**Exercise requirements:** Copy out every line of the records where the string "JSON" occurs.

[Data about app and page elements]
=======

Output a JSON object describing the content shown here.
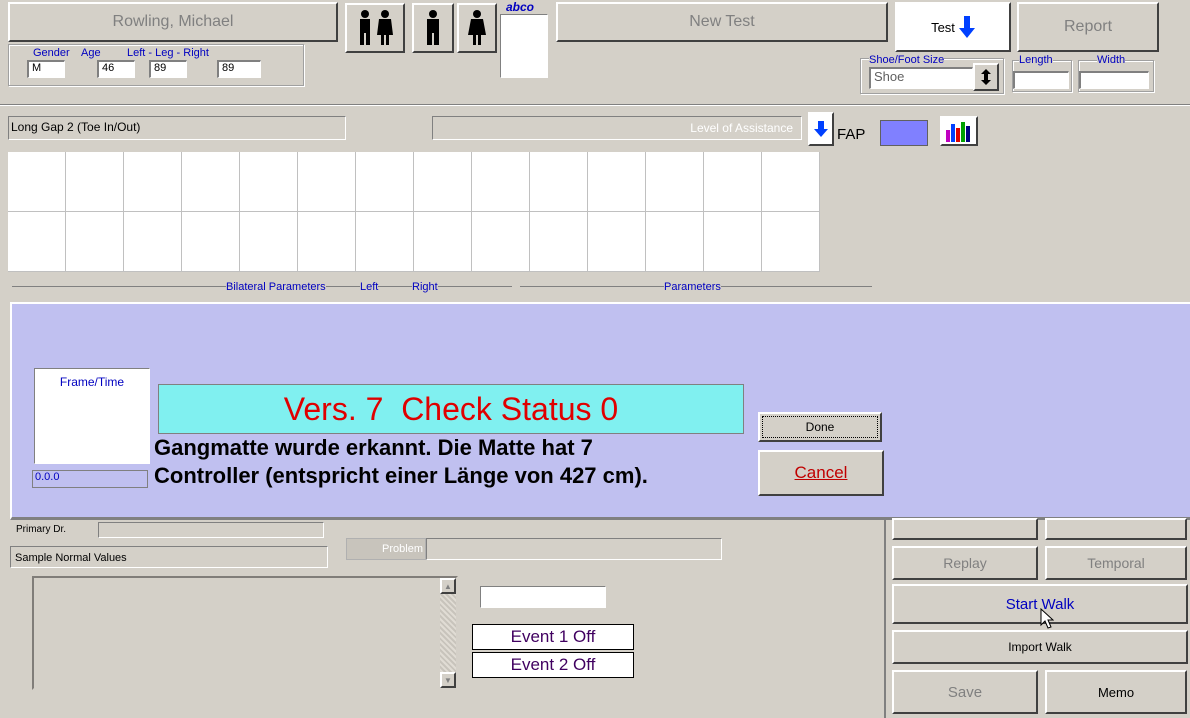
{
  "header": {
    "patient_name": "Rowling, Michael",
    "new_test_label": "New Test",
    "test_label": "Test",
    "report_label": "Report",
    "brand_label": "abco",
    "gender_label": "Gender",
    "age_label": "Age",
    "leg_label": "Left - Leg - Right",
    "gender_value": "M",
    "age_value": "46",
    "left_leg_value": "89",
    "right_leg_value": "89",
    "shoe_size_label": "Shoe/Foot Size",
    "shoe_value": "Shoe",
    "length_label": "Length",
    "width_label": "Width"
  },
  "main": {
    "test_title": "Long Gap 2 (Toe In/Out)",
    "level_assistance": "Level of Assistance",
    "fap_label": "FAP",
    "bilateral_params": "Bilateral Parameters",
    "left_label": "Left",
    "right_label": "Right",
    "parameters_label": "Parameters"
  },
  "dialog": {
    "frame_time_label": "Frame/Time",
    "frame_time_value": "0.0.0",
    "status_text": "Vers. 7  Check Status 0",
    "message_line1": "Gangmatte wurde erkannt. Die Matte hat 7",
    "message_line2": "Controller (entspricht einer Länge von 427 cm).",
    "done_label": "Done",
    "cancel_label": "Cancel"
  },
  "lower": {
    "primary_dr_label": "Primary Dr.",
    "sample_normal_values": "Sample Normal Values",
    "problem_label": "Problem",
    "event1": "Event 1 Off",
    "event2": "Event 2 Off",
    "replay_label": "Replay",
    "temporal_label": "Temporal",
    "start_walk_label": "Start Walk",
    "import_walk_label": "Import Walk",
    "save_label": "Save",
    "memo_label": "Memo"
  },
  "colors": {
    "dialog_bg": "#c0c0f0",
    "status_bg": "#80f0f0",
    "status_text": "#e00000",
    "fap_box": "#8080ff"
  }
}
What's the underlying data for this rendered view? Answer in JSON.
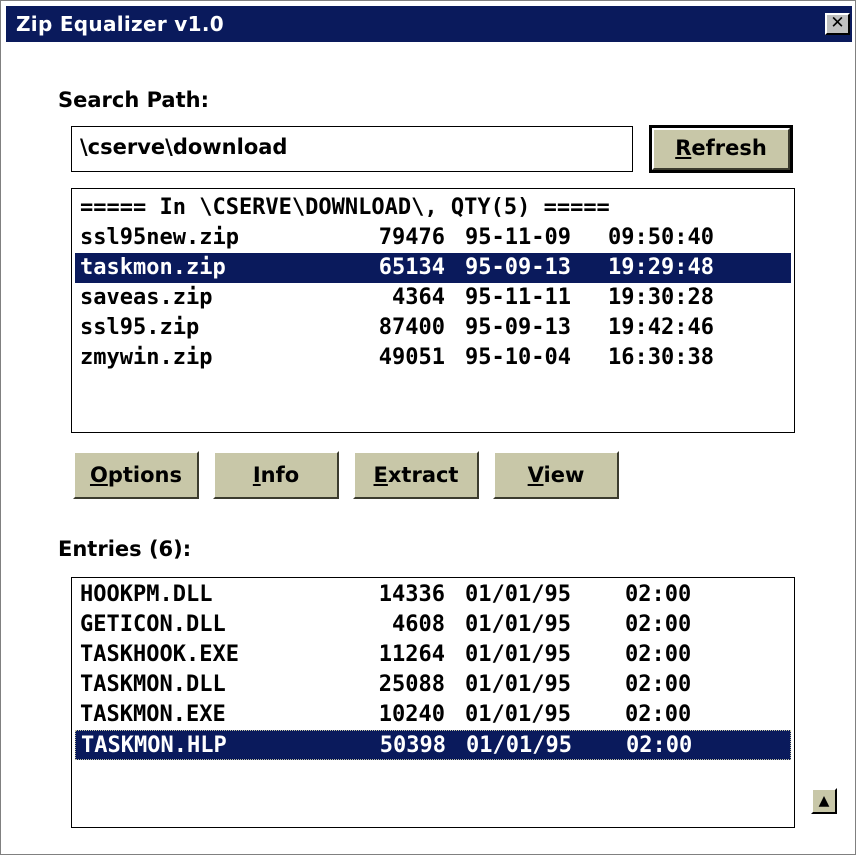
{
  "window": {
    "title": "Zip Equalizer v1.0",
    "close_glyph": "✕"
  },
  "search": {
    "label": "Search Path:",
    "value": "\\cserve\\download"
  },
  "refresh_button": {
    "mnemonic": "R",
    "rest": "efresh"
  },
  "files": {
    "header": "===== In \\CSERVE\\DOWNLOAD\\, QTY(5) =====",
    "rows": [
      {
        "name": "ssl95new.zip",
        "size": "79476",
        "date": "95-11-09",
        "time": "09:50:40"
      },
      {
        "name": "taskmon.zip",
        "size": "65134",
        "date": "95-09-13",
        "time": "19:29:48",
        "selected": true
      },
      {
        "name": "saveas.zip",
        "size": "4364",
        "date": "95-11-11",
        "time": "19:30:28"
      },
      {
        "name": "ssl95.zip",
        "size": "87400",
        "date": "95-09-13",
        "time": "19:42:46"
      },
      {
        "name": "zmywin.zip",
        "size": "49051",
        "date": "95-10-04",
        "time": "16:30:38"
      }
    ]
  },
  "buttons": {
    "options": {
      "mnemonic": "O",
      "rest": "ptions"
    },
    "info": {
      "mnemonic": "I",
      "rest": "nfo"
    },
    "extract": {
      "mnemonic": "E",
      "rest": "xtract"
    },
    "view": {
      "mnemonic": "V",
      "rest": "iew"
    }
  },
  "entries": {
    "label": "Entries (6):",
    "rows": [
      {
        "name": "HOOKPM.DLL",
        "size": "14336",
        "date": "01/01/95",
        "time": "02:00"
      },
      {
        "name": "GETICON.DLL",
        "size": "4608",
        "date": "01/01/95",
        "time": "02:00"
      },
      {
        "name": "TASKHOOK.EXE",
        "size": "11264",
        "date": "01/01/95",
        "time": "02:00"
      },
      {
        "name": "TASKMON.DLL",
        "size": "25088",
        "date": "01/01/95",
        "time": "02:00"
      },
      {
        "name": "TASKMON.EXE",
        "size": "10240",
        "date": "01/01/95",
        "time": "02:00"
      },
      {
        "name": "TASKMON.HLP",
        "size": "50398",
        "date": "01/01/95",
        "time": "02:00",
        "selected": true
      }
    ]
  },
  "scroll_button": {
    "icon": "up-arrow-icon",
    "glyph": "▲"
  },
  "colors": {
    "title_bar": "#0a1a5c",
    "selection": "#0a1a5c",
    "button_face": "#c8c7a8"
  }
}
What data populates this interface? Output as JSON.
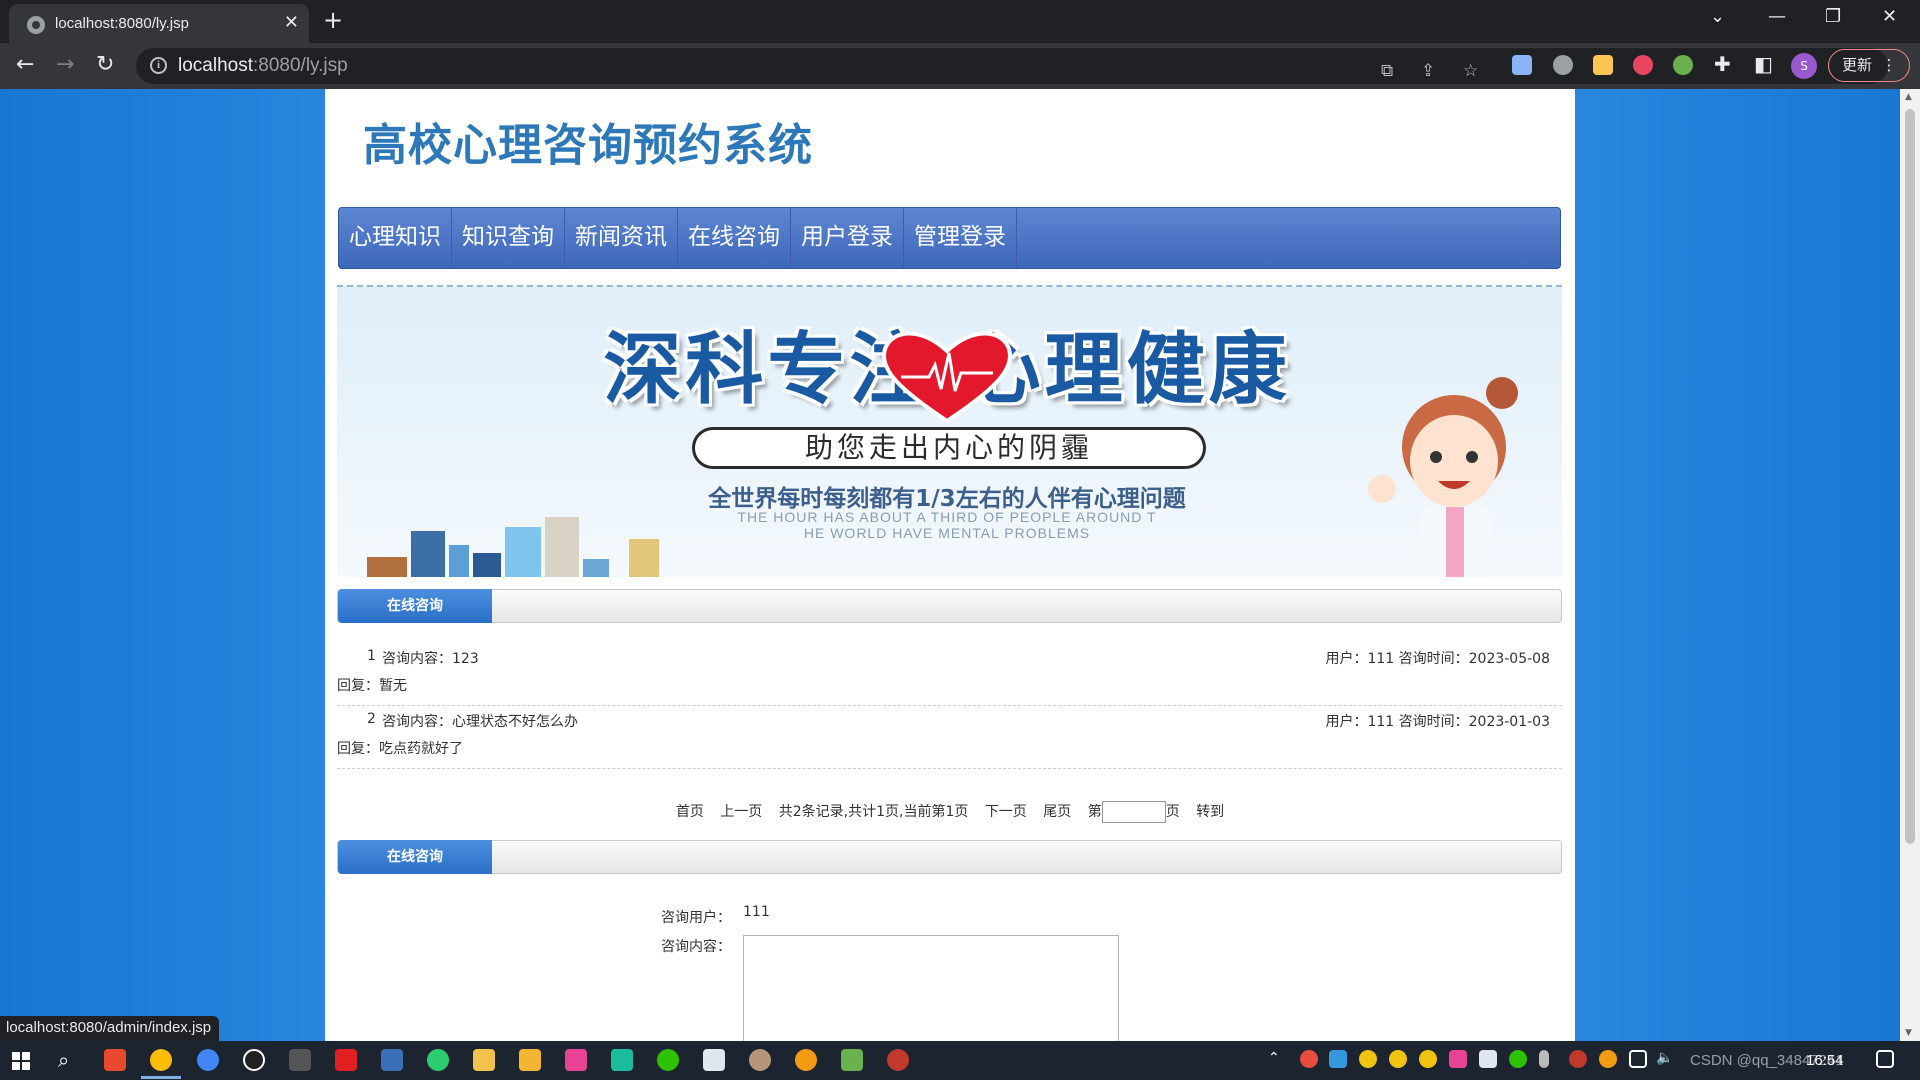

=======

**Result of this exercise:**
Output a JSON object describing the content shown here.
What's the underlying data for this rendered view? Answer in JSON.
What data populates this interface? Output as JSON.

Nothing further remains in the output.